### Your task
In the copy, every line of the material that follows must appear exactly, and no pictures should.
── Provided records ──
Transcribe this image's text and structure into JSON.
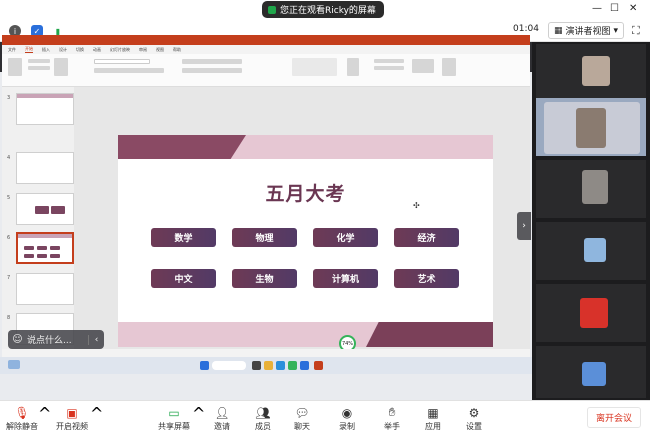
{
  "top": {
    "viewing_text": "您正在观看Ricky的屏幕",
    "timer": "01:04",
    "presenter_view": "演讲者视图"
  },
  "slide": {
    "title": "五月大考",
    "subjects_row1": [
      "数学",
      "物理",
      "化学",
      "经济"
    ],
    "subjects_row2": [
      "中文",
      "生物",
      "计算机",
      "艺术"
    ],
    "progress_badge": "74%"
  },
  "ppt": {
    "tabs": [
      "文件",
      "开始",
      "插入",
      "设计",
      "切换",
      "动画",
      "幻灯片放映",
      "审阅",
      "视图",
      "帮助"
    ]
  },
  "chat": {
    "placeholder": "说点什么..."
  },
  "controls": {
    "unmute": "解除静音",
    "start_video": "开启视频",
    "share_screen": "共享屏幕",
    "invite": "邀请",
    "members": "成员",
    "chat": "聊天",
    "record": "录制",
    "raise_hand": "举手",
    "apps": "应用",
    "settings": "设置",
    "leave": "离开会议"
  },
  "colors": {
    "slide_accent": "#6e3a55",
    "ppt_brand": "#c43e1c",
    "leave_red": "#d9331f"
  }
}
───
### Solution to this task
Transcribe this image's text and structure into JSON.
{
  "top": {
    "viewing_text": "您正在观看Ricky的屏幕",
    "timer": "01:04",
    "presenter_view": "演讲者视图"
  },
  "slide": {
    "title": "五月大考",
    "subjects_row1": [
      "数学",
      "物理",
      "化学",
      "经济"
    ],
    "subjects_row2": [
      "中文",
      "生物",
      "计算机",
      "艺术"
    ],
    "progress_badge": "74%"
  },
  "ppt": {
    "tabs": [
      "文件",
      "开始",
      "插入",
      "设计",
      "切换",
      "动画",
      "幻灯片放映",
      "审阅",
      "视图",
      "帮助"
    ]
  },
  "chat": {
    "placeholder": "说点什么..."
  },
  "controls": {
    "unmute": "解除静音",
    "start_video": "开启视频",
    "share_screen": "共享屏幕",
    "invite": "邀请",
    "members": "成员",
    "chat": "聊天",
    "record": "录制",
    "raise_hand": "举手",
    "apps": "应用",
    "settings": "设置",
    "leave": "离开会议"
  },
  "colors": {
    "slide_accent": "#6e3a55",
    "ppt_brand": "#c43e1c",
    "leave_red": "#d9331f"
  }
}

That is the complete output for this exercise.